The plot and character arcs felt very underdeveloped because everything seemed to happen off-page. There were many allusions to “something not being right” with the friendships and sibling relationships, and that’s even before we get into the police drama that stems from Bax’s work as a police detective. It felt like there was a lot happening in the story but at the same time, not much either, if that makes sense. There were no discussions to try to solve those “not right” feelings with her brother and her best friend, although something was clearly up. It all came across as very vague.
I also didn’t connect with our heroine or hero. Cassidy seems to have a history of being hurt and so has built up her walls; however, we never really learn about what made the walls go up in the first place. Again, hints of her history are dropped but we don’t get any details. Of course these walls end up being a barrier to whatever is going on with Bax, but after some not-very-nice hints from her best friend about her inability to trust anyone, Cassidy simply decidesthat she’s going to let Bax in… And she does it. Despite a rough meet-cute for our characters, Bax became very quickly “all-in” with Cassidy. He decides at one point during their second interaction that he wants all or nothing, and he’s going to make Cassidy realise that he’s serious about them. I didn’t get it. Yeah, she’s quirky and makes delicious donuts but… That’s it? Don’t tell me he’s all in, show me why! I felt very little chemistry between them and that made their steamy scenes also fall flat for me.
Overall, a fairly disappointing read. It just never clicked for me and that’s disappointing because I was expecting more… Even the part about the bakery, which I thought would leave me with endless donut cravings, didn’t even really do that… I’m glad that I did give this a try though–I don’t think I could’ve resisted such a cute cover for very long, but I’m also glad it was on Kindle Unlimited!

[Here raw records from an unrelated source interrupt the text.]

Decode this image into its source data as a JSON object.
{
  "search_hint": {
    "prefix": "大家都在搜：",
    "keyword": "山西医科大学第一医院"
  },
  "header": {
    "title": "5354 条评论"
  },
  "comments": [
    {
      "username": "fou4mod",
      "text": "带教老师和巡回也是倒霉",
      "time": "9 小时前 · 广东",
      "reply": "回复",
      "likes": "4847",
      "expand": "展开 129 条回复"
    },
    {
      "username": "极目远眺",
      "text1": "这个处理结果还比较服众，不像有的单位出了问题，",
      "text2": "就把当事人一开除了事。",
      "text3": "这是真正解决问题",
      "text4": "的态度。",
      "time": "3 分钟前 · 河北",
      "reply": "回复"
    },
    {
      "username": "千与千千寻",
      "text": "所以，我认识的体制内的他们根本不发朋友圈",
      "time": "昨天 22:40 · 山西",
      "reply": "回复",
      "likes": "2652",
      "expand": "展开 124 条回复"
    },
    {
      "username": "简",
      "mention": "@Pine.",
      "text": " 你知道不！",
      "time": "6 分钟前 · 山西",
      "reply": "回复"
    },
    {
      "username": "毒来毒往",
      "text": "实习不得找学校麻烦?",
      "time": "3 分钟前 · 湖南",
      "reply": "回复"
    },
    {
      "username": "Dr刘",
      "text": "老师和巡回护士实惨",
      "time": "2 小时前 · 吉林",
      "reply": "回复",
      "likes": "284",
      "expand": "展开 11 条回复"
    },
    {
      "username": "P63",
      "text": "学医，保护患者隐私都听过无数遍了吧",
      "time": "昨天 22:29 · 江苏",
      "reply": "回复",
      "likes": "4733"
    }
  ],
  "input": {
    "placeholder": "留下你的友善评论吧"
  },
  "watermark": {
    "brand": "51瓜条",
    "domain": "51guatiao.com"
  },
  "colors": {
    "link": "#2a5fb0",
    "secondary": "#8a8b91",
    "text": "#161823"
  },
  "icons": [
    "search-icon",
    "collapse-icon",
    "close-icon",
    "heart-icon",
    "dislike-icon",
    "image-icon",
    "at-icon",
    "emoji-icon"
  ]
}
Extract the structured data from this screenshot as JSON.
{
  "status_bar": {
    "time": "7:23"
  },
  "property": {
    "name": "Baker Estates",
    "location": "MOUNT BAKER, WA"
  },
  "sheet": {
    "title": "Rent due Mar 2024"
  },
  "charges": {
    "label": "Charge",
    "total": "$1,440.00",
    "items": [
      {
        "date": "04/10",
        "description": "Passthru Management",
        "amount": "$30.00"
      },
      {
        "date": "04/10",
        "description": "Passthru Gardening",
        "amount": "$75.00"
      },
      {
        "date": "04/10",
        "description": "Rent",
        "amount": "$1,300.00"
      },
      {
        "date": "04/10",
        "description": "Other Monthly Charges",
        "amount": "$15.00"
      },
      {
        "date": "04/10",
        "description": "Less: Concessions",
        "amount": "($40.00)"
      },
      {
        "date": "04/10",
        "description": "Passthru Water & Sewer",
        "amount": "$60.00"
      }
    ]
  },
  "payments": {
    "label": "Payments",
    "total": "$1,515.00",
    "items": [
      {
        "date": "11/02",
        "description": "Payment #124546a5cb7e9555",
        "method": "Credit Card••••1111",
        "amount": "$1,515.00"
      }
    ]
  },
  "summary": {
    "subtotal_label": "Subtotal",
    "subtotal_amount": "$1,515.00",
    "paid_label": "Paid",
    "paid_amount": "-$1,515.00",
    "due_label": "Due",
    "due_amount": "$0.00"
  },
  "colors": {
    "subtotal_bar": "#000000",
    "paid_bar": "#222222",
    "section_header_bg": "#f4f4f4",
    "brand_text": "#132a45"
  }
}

I wasn’t tagged to do this post so of course I’m going to be doing it before all the ones I’m actually tagged in! 🙃 I saw Kirsty @ Caffeinated Fae post this on her blog today and it looked like a fun and short tag to do and since my mind is clearly not gunning for the “heavier” stuff right now I thought why not do it!? So here I am and here we go…
What do you like about buying new books?
Does “everything” count as an answer? Well, except for parting with my money… 💸 But no really, I love the new book smell, I love adding an anticipated read to my shelves, I love discovering a new book that I’ve never heard of before. I love walking out of the story with new worlds full of delicious possibilities waiting to be discovered!
It’s that time of the week again, friends! We’re back with another Top Ten Tuesday, a weekly meme hosted by Jana @ That Artsy Reader Girl. This week’s prompt is: a freebie! I wasn’t sure what I wanted to do with this freebie, but after some thought I decided that I would try injecting a little bit of holiday cheer to my blog, so I’m looking at the brand new holiday titles on my shelf. I’m not much of a holiday or seasonal reader so I don’t have any Christmassy books, but that is all changed today, friends! Early this morning I read Jana’s ‘A Bookish Little Christmas’ post and couldn’t help getting sucked right into the holiday mood, intense tropical heat notwithstanding! I mean, everything about the post screamed CHRISTMAS BOOK BUYING TIME…and what do you think I did? 😅 If you guessed that I went and bought all the Christmassy books then you’re spot on! Okay, I’m kidding (only a little bit). I did buy some but there are quite a few options available on Kindle Unlimited, in case you’re looking for a holiday read! I’m going to go ahead and say that pretty much 100% of these were cover buys 😍